** Exercise material follows **

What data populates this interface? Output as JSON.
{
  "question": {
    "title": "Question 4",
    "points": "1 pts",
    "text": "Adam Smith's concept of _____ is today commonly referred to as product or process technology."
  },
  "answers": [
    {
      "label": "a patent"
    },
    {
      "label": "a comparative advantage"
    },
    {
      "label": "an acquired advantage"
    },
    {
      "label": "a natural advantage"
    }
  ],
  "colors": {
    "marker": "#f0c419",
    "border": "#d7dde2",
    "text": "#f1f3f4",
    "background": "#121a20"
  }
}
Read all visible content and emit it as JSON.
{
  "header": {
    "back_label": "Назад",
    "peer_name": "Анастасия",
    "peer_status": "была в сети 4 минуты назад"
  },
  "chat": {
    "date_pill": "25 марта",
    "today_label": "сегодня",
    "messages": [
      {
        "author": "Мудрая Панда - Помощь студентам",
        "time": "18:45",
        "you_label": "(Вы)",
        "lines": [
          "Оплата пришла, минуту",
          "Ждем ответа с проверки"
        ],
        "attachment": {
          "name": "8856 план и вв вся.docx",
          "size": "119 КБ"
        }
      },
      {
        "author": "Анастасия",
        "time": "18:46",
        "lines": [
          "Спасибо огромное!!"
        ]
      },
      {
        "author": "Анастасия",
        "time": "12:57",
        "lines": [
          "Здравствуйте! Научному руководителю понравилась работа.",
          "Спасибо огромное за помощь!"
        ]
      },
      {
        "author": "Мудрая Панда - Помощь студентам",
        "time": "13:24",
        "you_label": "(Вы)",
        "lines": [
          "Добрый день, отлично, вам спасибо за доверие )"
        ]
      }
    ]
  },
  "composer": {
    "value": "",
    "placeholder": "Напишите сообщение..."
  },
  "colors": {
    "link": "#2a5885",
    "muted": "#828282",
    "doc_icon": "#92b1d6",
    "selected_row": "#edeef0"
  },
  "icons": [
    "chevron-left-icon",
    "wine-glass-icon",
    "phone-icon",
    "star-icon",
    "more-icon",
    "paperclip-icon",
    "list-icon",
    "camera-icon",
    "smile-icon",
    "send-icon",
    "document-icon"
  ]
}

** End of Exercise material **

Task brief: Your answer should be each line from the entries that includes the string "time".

Result below:
        "time": "18:45",
        "time": "18:46",
        "time": "12:57",
        "time": "13:24",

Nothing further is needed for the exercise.